··· Material provided
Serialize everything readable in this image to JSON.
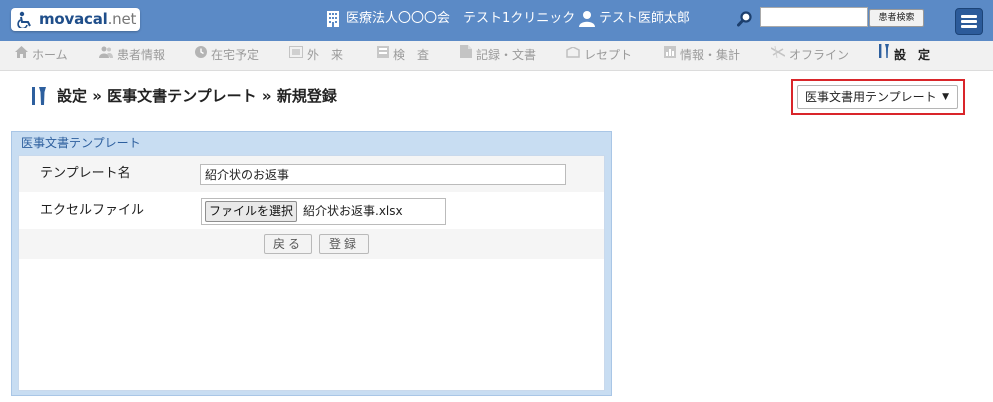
{
  "header": {
    "logo": "movacal.net",
    "logo_main": "movacal",
    "logo_tld": ".net",
    "organization": "医療法人〇〇〇会　テスト1クリニック",
    "user": "テスト医師太郎",
    "search": {
      "value": "",
      "button_label": "患者検索"
    },
    "icons": [
      "building-icon",
      "user-icon",
      "search-icon",
      "hamburger-menu-icon"
    ]
  },
  "nav": {
    "items": [
      {
        "label": "ホーム",
        "icon": "home-icon"
      },
      {
        "label": "患者情報",
        "icon": "patients-icon"
      },
      {
        "label": "在宅予定",
        "icon": "clock-icon"
      },
      {
        "label": "外　来",
        "icon": "outpatient-icon"
      },
      {
        "label": "検　査",
        "icon": "examination-icon"
      },
      {
        "label": "記録・文書",
        "icon": "document-icon"
      },
      {
        "label": "レセプト",
        "icon": "receipt-icon"
      },
      {
        "label": "情報・集計",
        "icon": "stats-icon"
      },
      {
        "label": "オフライン",
        "icon": "offline-icon"
      },
      {
        "label": "設　定",
        "icon": "settings-icon",
        "active": true
      }
    ]
  },
  "page": {
    "breadcrumb": "設定 » 医事文書テンプレート » 新規登録",
    "template_type_select": "医事文書用テンプレート",
    "highlight_color": "#d9252a"
  },
  "form": {
    "panel_title": "医事文書テンプレート",
    "template_name_label": "テンプレート名",
    "template_name_value": "紹介状のお返事",
    "excel_file_label": "エクセルファイル",
    "file_button_label": "ファイルを選択",
    "file_name": "紹介状お返事.xlsx",
    "back_button": "戻る",
    "register_button": "登録"
  },
  "colors": {
    "header_bg": "#5b8ac6",
    "panel_bg": "#c8ddf2",
    "nav_bg": "#f1f1f1"
  }
}
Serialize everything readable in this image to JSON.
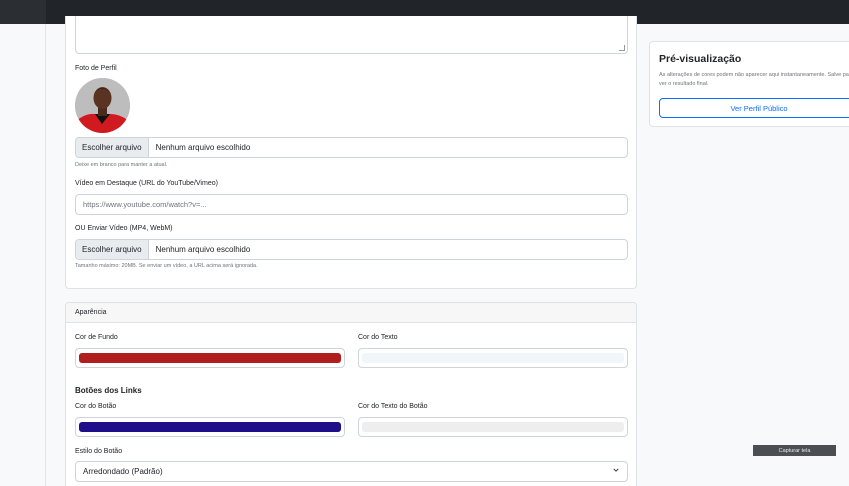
{
  "profile": {
    "photo_label": "Foto de Perfil",
    "photo_file_button": "Escolher arquivo",
    "photo_file_name": "Nenhum arquivo escolhido",
    "photo_help": "Deixe em branco para manter a atual.",
    "video_label": "Vídeo em Destaque (URL do YouTube/Vimeo)",
    "video_placeholder": "https://www.youtube.com/watch?v=...",
    "upload_label": "OU Enviar Vídeo (MP4, WebM)",
    "upload_file_button": "Escolher arquivo",
    "upload_file_name": "Nenhum arquivo escolhido",
    "upload_help": "Tamanho máximo: 20MB. Se enviar um vídeo, a URL acima será ignorada."
  },
  "appearance": {
    "header": "Aparência",
    "bg_color_label": "Cor de Fundo",
    "bg_color": "#b01e1e",
    "text_color_label": "Cor do Texto",
    "text_color": "#f0f6fa",
    "links_title": "Botões dos Links",
    "button_color_label": "Cor do Botão",
    "button_color": "#1e0e8a",
    "button_text_color_label": "Cor do Texto do Botão",
    "button_text_color": "#eeeeee",
    "button_style_label": "Estilo do Botão",
    "button_style_value": "Arredondado (Padrão)"
  },
  "preview": {
    "title": "Pré-visualização",
    "help": "As alterações de cores podem não aparecer aqui instantaneamente. Salve para ver o resultado final.",
    "button": "Ver Perfil Público"
  },
  "capture_button": "Capturar tela"
}
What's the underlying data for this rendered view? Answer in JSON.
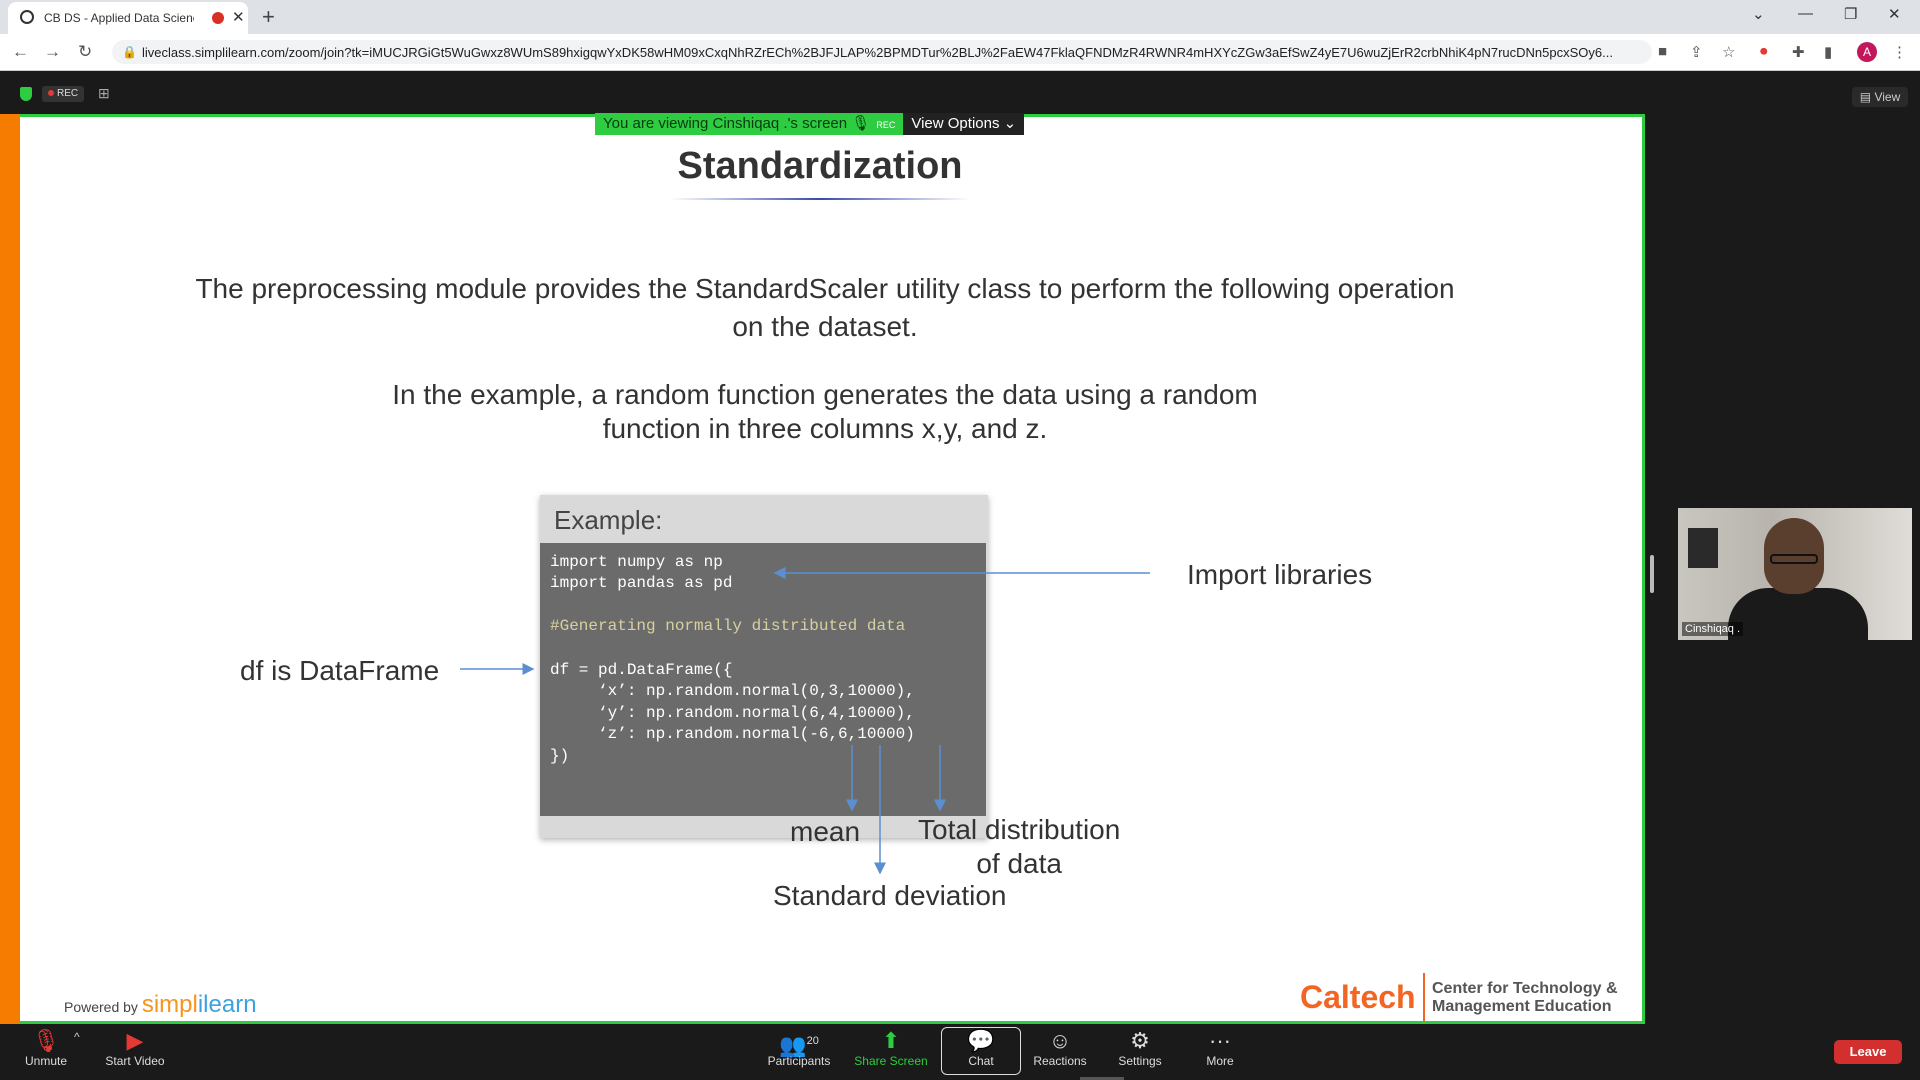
{
  "browser": {
    "tab_title": "CB DS - Applied Data Scienc",
    "url": "liveclass.simplilearn.com/zoom/join?tk=iMUCJRGiGt5WuGwxz8WUmS89hxigqwYxDK58wHM09xCxqNhRZrECh%2BJFJLAP%2BPMDTur%2BLJ%2FaEW47FklaQFNDMzR4RWNR4mHXYcZGw3aEfSwZ4yE7U6wuZjErR2crbNhiK4pN7rucDNn5pcxSOy6...",
    "avatar_letter": "A"
  },
  "zoom": {
    "rec_label": "REC",
    "view_label": "View",
    "viewing_text": "You are viewing Cinshiqaq .'s screen",
    "viewing_rec": "REC",
    "view_options": "View Options",
    "participant_name": "Cinshiqaq .",
    "participant_count": "20",
    "toolbar": {
      "unmute": "Unmute",
      "start_video": "Start Video",
      "participants": "Participants",
      "share_screen": "Share Screen",
      "chat": "Chat",
      "reactions": "Reactions",
      "settings": "Settings",
      "more": "More",
      "leave": "Leave"
    }
  },
  "slide": {
    "title": "Standardization",
    "para1": "The preprocessing module provides the StandardScaler utility class to perform the following operation on the dataset.",
    "para2_line1": "In the example, a random function generates the data using a random",
    "para2_line2": "function in three columns x,y, and z.",
    "example_label": "Example:",
    "code_lines": [
      "import numpy as np",
      "import pandas as pd",
      "",
      "#Generating normally distributed data",
      "",
      "df = pd.DataFrame({",
      "     ‘x’: np.random.normal(0,3,10000),",
      "     ‘y’: np.random.normal(6,4,10000),",
      "     ‘z’: np.random.normal(-6,6,10000)",
      "})"
    ],
    "annotations": {
      "import_libraries": "Import libraries",
      "df_dataframe": "df is DataFrame",
      "mean": "mean",
      "total_line1": "Total distribution",
      "total_line2": "of data",
      "std_dev": "Standard deviation"
    },
    "powered_by": "Powered by",
    "brand_simpl": "simpl",
    "brand_ilearn": "ilearn",
    "caltech": "Caltech",
    "ctme_line1": "Center for Technology &",
    "ctme_line2": "Management Education"
  }
}
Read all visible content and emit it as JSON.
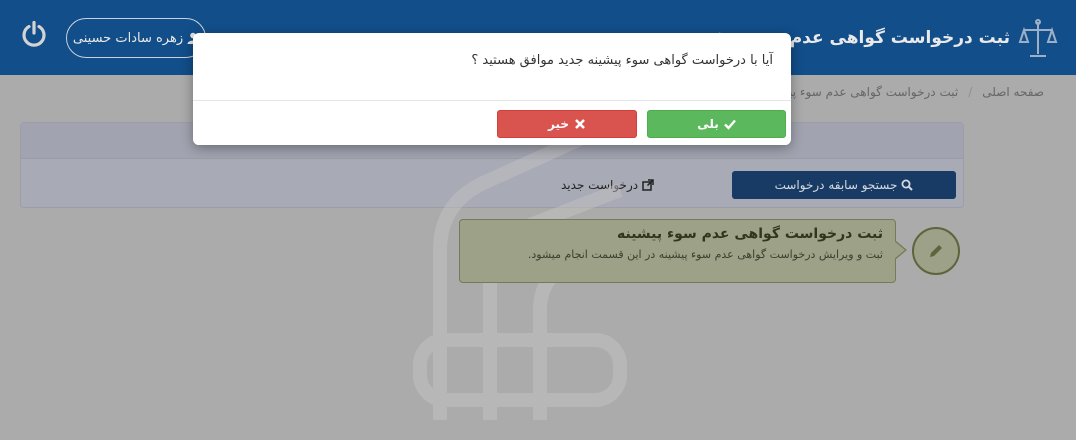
{
  "header": {
    "title": "ثبت درخواست گواهی عدم سوء پیشینه",
    "user_name": "زهره سادات حسینی",
    "logo_icon": "scales-of-justice-icon",
    "user_icon": "user-icon",
    "logout_icon": "power-icon"
  },
  "breadcrumb": {
    "home": "صفحه اصلی",
    "separator": "/",
    "current": "ثبت درخواست گواهی عدم سوء پیشینه"
  },
  "panel": {
    "search_button": "جستجو سابقه درخواست",
    "new_request": "درخواست جدید",
    "search_icon": "search-icon",
    "new_icon": "external-link-icon"
  },
  "info_card": {
    "title": "ثبت درخواست گواهی عدم سوء پیشینه",
    "description": "ثبت و ویرایش درخواست گواهی عدم سوء پیشینه در این قسمت انجام میشود.",
    "step_icon": "pencil-icon"
  },
  "modal": {
    "message": "آیا با درخواست گواهی سوء پیشینه جدید موافق هستید ؟",
    "confirm_label": "بلی",
    "cancel_label": "خیر",
    "confirm_icon": "check-icon",
    "cancel_icon": "times-icon"
  },
  "colors": {
    "header_bg": "#0b4f93",
    "confirm": "#5cb85c",
    "cancel": "#d9534f",
    "search_button": "#113968"
  }
}
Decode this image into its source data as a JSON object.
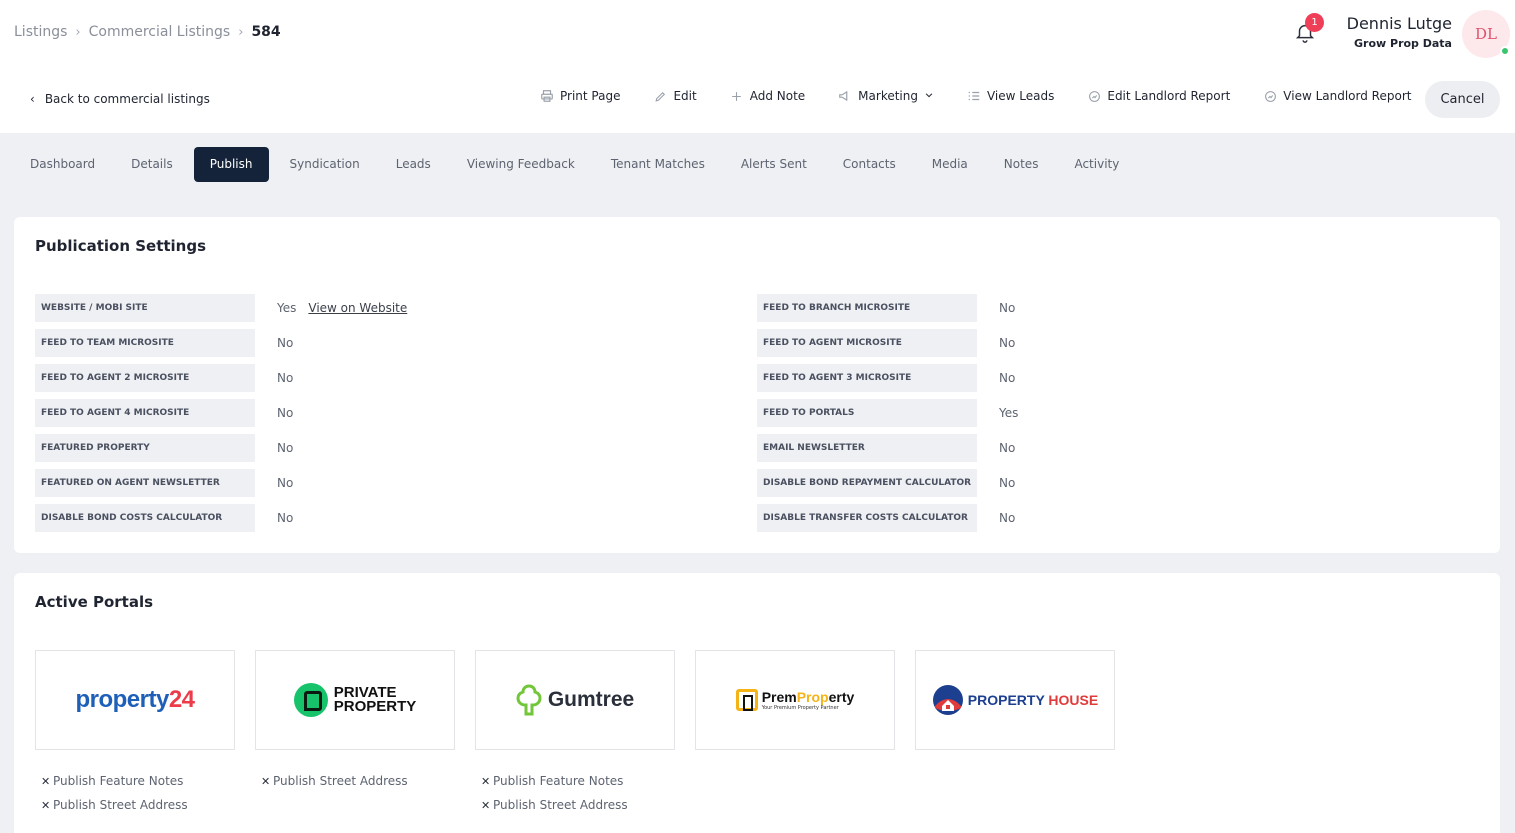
{
  "breadcrumb": {
    "items": [
      "Listings",
      "Commercial Listings"
    ],
    "current": "584"
  },
  "notifications": {
    "count": "1"
  },
  "user": {
    "name": "Dennis Lutge",
    "org": "Grow Prop Data",
    "initials": "DL"
  },
  "actionbar": {
    "back_label": "Back to commercial listings",
    "print": "Print Page",
    "edit": "Edit",
    "add_note": "Add Note",
    "marketing": "Marketing",
    "view_leads": "View Leads",
    "edit_report": "Edit Landlord Report",
    "view_report": "View Landlord Report",
    "cancel": "Cancel"
  },
  "tabs": [
    "Dashboard",
    "Details",
    "Publish",
    "Syndication",
    "Leads",
    "Viewing Feedback",
    "Tenant Matches",
    "Alerts Sent",
    "Contacts",
    "Media",
    "Notes",
    "Activity"
  ],
  "active_tab": "Publish",
  "publication": {
    "title": "Publication Settings",
    "view_link": "View on Website",
    "left": [
      {
        "label": "WEBSITE / MOBI SITE",
        "value": "Yes"
      },
      {
        "label": "FEED TO TEAM MICROSITE",
        "value": "No"
      },
      {
        "label": "FEED TO AGENT 2 MICROSITE",
        "value": "No"
      },
      {
        "label": "FEED TO AGENT 4 MICROSITE",
        "value": "No"
      },
      {
        "label": "FEATURED PROPERTY",
        "value": "No"
      },
      {
        "label": "FEATURED ON AGENT NEWSLETTER",
        "value": "No"
      },
      {
        "label": "DISABLE BOND COSTS CALCULATOR",
        "value": "No"
      }
    ],
    "right": [
      {
        "label": "FEED TO BRANCH MICROSITE",
        "value": "No"
      },
      {
        "label": "FEED TO AGENT MICROSITE",
        "value": "No"
      },
      {
        "label": "FEED TO AGENT 3 MICROSITE",
        "value": "No"
      },
      {
        "label": "FEED TO PORTALS",
        "value": "Yes"
      },
      {
        "label": "EMAIL NEWSLETTER",
        "value": "No"
      },
      {
        "label": "DISABLE BOND REPAYMENT CALCULATOR",
        "value": "No"
      },
      {
        "label": "DISABLE TRANSFER COSTS CALCULATOR",
        "value": "No"
      }
    ]
  },
  "portals": {
    "title": "Active Portals",
    "items": [
      {
        "name": "property24",
        "logo_a": "property",
        "logo_b": "24",
        "options": [
          "Publish Feature Notes",
          "Publish Street Address"
        ]
      },
      {
        "name": "Private Property",
        "logo_a": "PRIVATE",
        "logo_b": "PROPERTY",
        "options": [
          "Publish Street Address"
        ]
      },
      {
        "name": "Gumtree",
        "logo_a": "Gumtree",
        "options": [
          "Publish Feature Notes",
          "Publish Street Address"
        ]
      },
      {
        "name": "PremProperty",
        "logo_a": "Prem",
        "logo_b": "Prop",
        "logo_c": "erty",
        "logo_sub": "Your Premium Property Partner",
        "options": []
      },
      {
        "name": "Property House",
        "logo_a": "PROPERTY",
        "logo_b": "HOUSE",
        "options": []
      }
    ]
  },
  "colors": {
    "active_tab": "#15233a",
    "badge": "#ef3e57",
    "online": "#3cc46d"
  }
}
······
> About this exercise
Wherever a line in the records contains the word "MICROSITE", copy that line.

> Solved exercise
        "label": "FEED TO TEAM MICROSITE",
        "label": "FEED TO AGENT 2 MICROSITE",
        "label": "FEED TO AGENT 4 MICROSITE",
        "label": "FEED TO BRANCH MICROSITE",
        "label": "FEED TO AGENT MICROSITE",
        "label": "FEED TO AGENT 3 MICROSITE",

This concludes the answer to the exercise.